Detroit — Not all cities are feeling the pinch of the Washington budget cuts to the same degree. Officials of some smaller towns and growing Sunbelt cities gathered here for the National League of Cities (NLC) 1981 congress, say they have felt little impact so far.
James McCrae, a city commissioner in Ottawa, Kan., a city of 12,000 with a $ 10 million a year budget, says even the Reagan administration's proposed additional 12 percent cut won't affect his city that much.
''We don't really have anything we're that dependent on the federal government for,'' observes Oatman Gerald, a city commissioner from North Charlston, S.C., who says his city has tried to wean itself from heavy reliance on Washington.
Officials of cities that are feeling the crunch - virtually all large cities and cities of any size in the frost belt - insist they often get it from all sides.
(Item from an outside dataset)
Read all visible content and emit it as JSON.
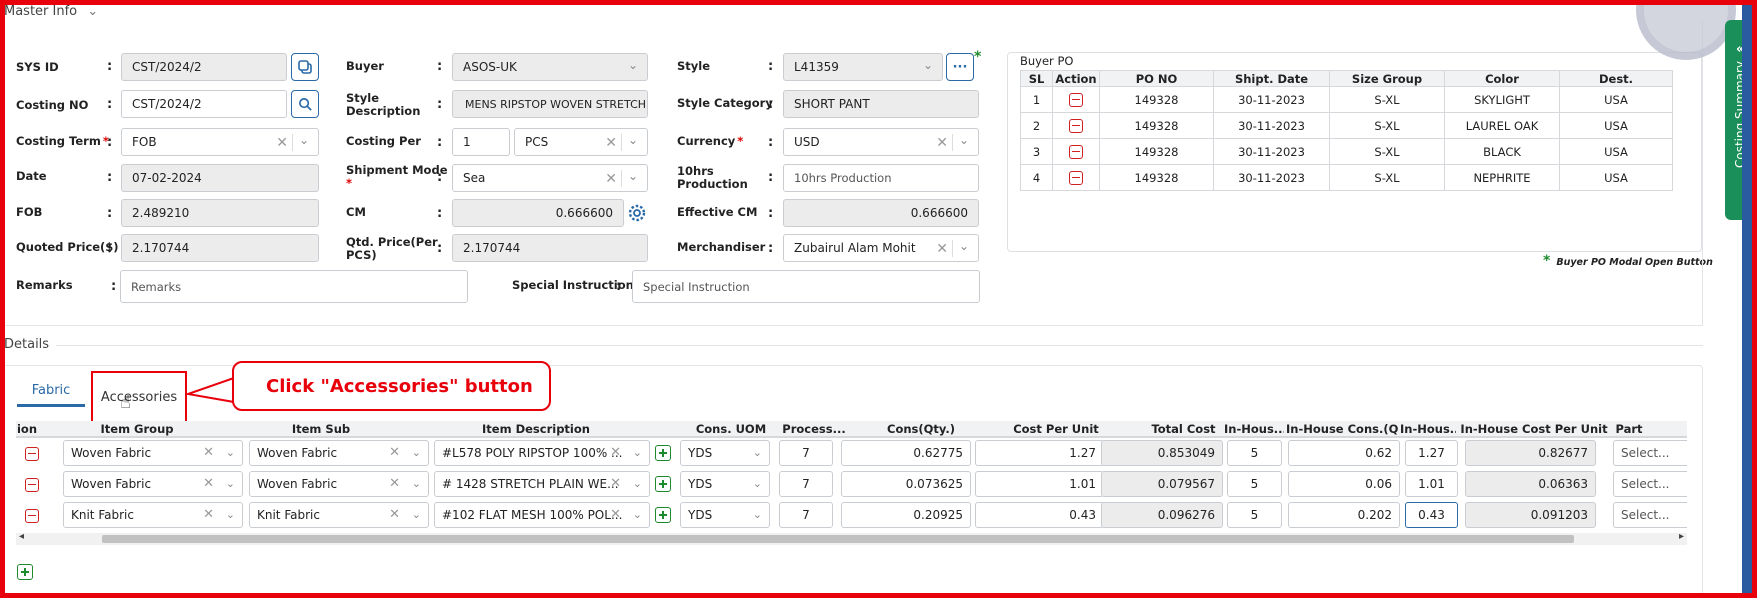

Mayor-elect Terry McHane of Lansing, Mich., for instance, says all three pillars of his city's economic foundation - Michigan State University, state government, and the auto industry - are shaky. All have had layoffs, he says, and the city, which expects a $3 million to $4 million shortfall this year in its $50 million annual budget, may be next.
Despite this kind of variance, all of the close to 3,000 delegates assembled here agree that there has been a dramatic shift in Washington's policy toward the nation's cities, a shift that leaves them with more responsibilities than they had before.
And even in such a diverse group as the NLC, generally considered more conservative than the US Conference of Mayors, which limits membership to cities of 30,000 or more, there is widespread support for general revenue sharing and for a more equitable distribution of the cuts.
''Indirectly, the cuts are going to hurt us a lot in such areas as health care, nutrition, and day care that we as local governments have no direct control over but where residents feel they can put a hand on us because we're their elected officials,'' says Michael Hightower, a city council member in College Park, Ga. ''I just feel there should be greater concern for human needs in Washington.''
President Reagan's proposed cuts in the nation's $4.6 billion revenue-sharing program, now expected to be about 3 to 5 percent, is likely to hit cities using it for operations costs, such as police and fire services, especially hard.
President Reagan, who earlier had vowed to phase out revenue sharing altogether by fiscal 1984, now says he will not do so until he has a good substitute for it.
A group of mayors, including NLC president William Hudnut who met with the President about city problems a few weeks ago, stressed that they felt revenue sharing, which is based not only on a city's population but on its tax base, is one of the fairest mechanisms for dispersing federal dollars.
Some city leaders surmise that Mr. Reagan hopes eventually to do away with all federal funding to states and cities, and they may have to do some fast talking and skillful planning if they hope to divert him from that aim.